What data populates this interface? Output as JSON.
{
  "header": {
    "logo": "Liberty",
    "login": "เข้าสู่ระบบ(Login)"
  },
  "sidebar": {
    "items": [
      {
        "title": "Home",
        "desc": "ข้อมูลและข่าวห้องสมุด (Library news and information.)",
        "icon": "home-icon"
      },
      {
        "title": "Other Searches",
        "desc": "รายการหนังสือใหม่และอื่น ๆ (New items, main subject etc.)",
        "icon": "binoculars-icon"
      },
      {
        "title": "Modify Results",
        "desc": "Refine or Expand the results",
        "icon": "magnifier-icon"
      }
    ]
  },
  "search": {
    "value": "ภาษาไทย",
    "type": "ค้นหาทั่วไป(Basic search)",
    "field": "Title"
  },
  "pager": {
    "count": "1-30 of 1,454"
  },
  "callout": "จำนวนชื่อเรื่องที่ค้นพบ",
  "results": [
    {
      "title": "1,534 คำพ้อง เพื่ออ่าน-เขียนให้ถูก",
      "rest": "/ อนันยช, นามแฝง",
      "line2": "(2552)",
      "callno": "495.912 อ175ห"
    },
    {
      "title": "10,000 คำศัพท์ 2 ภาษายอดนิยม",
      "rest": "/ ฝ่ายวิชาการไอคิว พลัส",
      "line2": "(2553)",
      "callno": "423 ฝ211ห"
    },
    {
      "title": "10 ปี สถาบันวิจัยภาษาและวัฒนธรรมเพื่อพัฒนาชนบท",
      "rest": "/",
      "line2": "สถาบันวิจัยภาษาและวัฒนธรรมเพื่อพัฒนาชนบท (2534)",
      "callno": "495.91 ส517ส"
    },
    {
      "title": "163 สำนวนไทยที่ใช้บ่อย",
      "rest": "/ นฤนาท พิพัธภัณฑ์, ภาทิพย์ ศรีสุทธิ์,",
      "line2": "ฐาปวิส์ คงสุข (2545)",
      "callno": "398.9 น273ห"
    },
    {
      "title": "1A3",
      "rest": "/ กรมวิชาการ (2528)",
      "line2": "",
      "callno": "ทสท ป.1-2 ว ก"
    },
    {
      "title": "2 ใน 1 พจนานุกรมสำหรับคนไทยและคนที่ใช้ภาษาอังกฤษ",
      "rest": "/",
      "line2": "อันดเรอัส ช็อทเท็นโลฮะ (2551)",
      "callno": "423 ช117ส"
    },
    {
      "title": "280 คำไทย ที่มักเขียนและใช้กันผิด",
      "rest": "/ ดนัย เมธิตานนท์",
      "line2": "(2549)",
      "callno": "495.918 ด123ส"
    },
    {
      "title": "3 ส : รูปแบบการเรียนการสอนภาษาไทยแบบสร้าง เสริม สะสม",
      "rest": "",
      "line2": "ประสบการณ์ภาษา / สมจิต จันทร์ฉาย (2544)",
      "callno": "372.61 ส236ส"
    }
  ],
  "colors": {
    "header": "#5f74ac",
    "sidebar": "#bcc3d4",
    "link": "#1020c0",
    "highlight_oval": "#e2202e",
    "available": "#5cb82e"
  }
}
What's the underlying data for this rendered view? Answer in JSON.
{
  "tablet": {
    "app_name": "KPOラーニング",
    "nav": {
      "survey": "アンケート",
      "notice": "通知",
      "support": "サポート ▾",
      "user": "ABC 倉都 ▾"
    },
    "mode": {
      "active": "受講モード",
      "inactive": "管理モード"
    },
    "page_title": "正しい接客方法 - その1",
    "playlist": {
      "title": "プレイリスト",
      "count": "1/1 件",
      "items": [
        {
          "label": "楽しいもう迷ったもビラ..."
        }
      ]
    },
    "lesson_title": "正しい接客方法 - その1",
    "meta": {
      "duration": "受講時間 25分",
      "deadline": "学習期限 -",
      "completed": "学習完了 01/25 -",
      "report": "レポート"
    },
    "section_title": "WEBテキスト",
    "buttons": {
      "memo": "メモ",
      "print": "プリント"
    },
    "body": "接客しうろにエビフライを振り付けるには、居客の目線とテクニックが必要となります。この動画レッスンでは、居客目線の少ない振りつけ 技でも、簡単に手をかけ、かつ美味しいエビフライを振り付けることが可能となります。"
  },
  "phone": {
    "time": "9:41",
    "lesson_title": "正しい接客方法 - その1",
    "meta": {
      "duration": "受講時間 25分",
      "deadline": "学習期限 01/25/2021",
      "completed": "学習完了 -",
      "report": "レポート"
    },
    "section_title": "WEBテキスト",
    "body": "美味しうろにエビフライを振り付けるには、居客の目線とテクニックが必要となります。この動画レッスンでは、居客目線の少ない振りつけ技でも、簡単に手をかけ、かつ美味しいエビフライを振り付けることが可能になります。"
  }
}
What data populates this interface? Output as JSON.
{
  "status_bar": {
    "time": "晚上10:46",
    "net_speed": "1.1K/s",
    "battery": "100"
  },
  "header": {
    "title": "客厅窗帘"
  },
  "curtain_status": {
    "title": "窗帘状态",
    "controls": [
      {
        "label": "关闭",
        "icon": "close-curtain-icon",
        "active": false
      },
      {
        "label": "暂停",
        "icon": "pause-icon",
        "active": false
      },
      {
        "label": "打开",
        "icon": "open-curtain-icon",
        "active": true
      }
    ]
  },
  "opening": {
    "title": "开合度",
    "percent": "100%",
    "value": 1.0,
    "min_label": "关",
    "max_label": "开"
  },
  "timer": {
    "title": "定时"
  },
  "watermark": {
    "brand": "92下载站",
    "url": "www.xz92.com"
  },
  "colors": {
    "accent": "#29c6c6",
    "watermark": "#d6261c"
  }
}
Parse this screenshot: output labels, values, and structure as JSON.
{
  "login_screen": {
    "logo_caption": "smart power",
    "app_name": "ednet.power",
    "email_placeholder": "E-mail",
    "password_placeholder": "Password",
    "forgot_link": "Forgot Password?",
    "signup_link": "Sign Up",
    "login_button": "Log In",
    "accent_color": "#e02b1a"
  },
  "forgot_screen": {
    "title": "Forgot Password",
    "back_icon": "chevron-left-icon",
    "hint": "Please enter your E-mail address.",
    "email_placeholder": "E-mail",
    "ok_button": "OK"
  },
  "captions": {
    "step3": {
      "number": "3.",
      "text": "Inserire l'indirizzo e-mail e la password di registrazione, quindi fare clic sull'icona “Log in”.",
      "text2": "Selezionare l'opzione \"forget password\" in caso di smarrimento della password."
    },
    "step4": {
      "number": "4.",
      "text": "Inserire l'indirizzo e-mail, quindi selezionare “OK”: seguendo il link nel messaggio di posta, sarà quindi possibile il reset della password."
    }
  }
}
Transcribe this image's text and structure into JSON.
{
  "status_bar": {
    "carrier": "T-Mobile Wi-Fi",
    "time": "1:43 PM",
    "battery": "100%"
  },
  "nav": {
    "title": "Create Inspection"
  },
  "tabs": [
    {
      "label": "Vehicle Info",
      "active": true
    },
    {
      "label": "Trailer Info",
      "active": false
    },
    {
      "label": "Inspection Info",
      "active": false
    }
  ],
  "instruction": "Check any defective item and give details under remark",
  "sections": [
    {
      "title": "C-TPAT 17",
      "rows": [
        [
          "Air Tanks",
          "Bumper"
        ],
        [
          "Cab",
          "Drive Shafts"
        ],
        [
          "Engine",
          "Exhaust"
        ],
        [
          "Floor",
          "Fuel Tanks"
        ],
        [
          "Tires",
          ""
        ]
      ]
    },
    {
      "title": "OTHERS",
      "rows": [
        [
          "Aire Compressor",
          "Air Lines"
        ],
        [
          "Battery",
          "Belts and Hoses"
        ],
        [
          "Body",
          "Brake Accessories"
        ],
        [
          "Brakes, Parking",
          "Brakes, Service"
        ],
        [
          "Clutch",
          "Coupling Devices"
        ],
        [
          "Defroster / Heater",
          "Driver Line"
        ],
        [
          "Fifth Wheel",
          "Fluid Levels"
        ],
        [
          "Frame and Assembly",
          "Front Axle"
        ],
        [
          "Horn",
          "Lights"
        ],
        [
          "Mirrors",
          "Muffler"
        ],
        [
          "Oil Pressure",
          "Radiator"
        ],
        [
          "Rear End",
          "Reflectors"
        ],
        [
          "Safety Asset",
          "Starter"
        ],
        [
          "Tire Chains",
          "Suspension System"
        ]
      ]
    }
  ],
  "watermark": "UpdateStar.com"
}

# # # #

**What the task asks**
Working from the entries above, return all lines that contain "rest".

**Task answer**
      "rest": "/ อนันยช, นามแฝง",
      "rest": "/ ฝ่ายวิชาการไอคิว พลัส",
      "rest": "/",
      "rest": "/ นฤนาท พิพัธภัณฑ์, ภาทิพย์ ศรีสุทธิ์,",
      "rest": "/ กรมวิชาการ (2528)",
      "rest": "/",
      "rest": "/ ดนัย เมธิตานนท์",
      "rest": "",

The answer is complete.